Assignment: What lines in the records below include the word "days"? Return each one.

[Data records for software interfaces]
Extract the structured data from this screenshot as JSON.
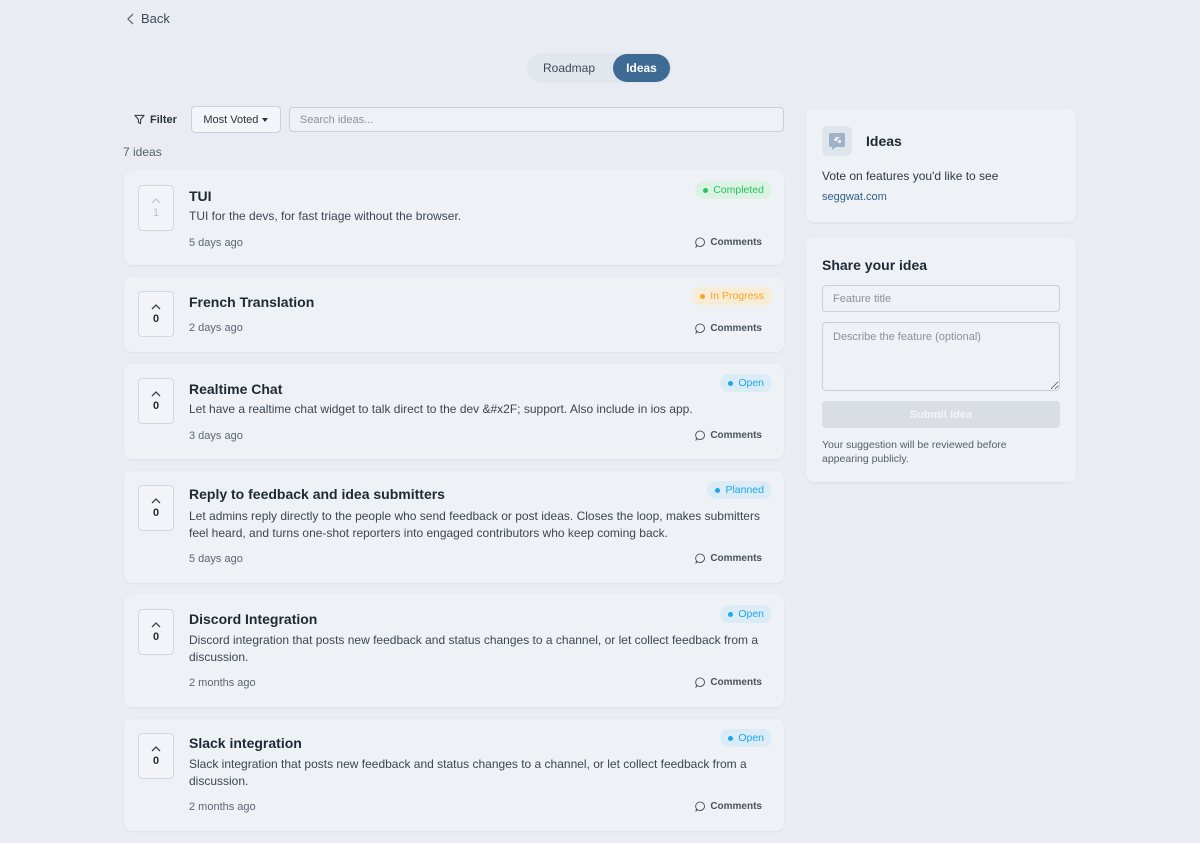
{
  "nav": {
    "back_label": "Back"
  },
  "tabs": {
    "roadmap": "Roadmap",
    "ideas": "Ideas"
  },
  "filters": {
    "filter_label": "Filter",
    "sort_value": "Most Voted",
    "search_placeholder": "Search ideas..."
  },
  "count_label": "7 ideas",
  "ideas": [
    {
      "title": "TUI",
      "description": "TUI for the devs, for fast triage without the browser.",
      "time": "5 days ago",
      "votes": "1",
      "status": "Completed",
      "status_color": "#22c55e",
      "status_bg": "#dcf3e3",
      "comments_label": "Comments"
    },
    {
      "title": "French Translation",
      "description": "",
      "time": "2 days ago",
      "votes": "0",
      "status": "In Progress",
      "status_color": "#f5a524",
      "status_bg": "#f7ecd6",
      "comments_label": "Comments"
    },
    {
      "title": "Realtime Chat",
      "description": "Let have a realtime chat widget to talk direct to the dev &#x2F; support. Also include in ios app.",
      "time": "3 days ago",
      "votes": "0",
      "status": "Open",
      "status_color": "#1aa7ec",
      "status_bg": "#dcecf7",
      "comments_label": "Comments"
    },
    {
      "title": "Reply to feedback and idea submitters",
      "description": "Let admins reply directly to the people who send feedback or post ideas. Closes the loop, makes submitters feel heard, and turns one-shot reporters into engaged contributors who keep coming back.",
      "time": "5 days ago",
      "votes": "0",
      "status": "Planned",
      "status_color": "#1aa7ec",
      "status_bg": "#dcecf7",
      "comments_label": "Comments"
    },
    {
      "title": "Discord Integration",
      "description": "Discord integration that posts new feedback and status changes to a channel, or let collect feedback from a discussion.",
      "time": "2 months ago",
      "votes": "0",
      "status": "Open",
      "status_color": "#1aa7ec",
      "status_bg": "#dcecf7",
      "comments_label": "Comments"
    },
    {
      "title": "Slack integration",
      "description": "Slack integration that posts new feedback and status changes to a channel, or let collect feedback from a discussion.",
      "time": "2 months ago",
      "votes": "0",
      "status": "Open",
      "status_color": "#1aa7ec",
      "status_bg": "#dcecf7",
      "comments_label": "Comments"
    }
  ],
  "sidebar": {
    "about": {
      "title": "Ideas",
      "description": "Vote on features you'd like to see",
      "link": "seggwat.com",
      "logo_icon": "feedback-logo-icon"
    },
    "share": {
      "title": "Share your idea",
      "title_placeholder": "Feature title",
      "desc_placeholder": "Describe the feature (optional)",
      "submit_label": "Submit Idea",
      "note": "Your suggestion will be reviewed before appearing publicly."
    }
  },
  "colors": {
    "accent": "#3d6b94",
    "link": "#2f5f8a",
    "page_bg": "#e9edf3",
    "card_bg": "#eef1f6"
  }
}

Answer box:
      "time": "5 days ago",
      "time": "2 days ago",
      "time": "3 days ago",
      "time": "5 days ago",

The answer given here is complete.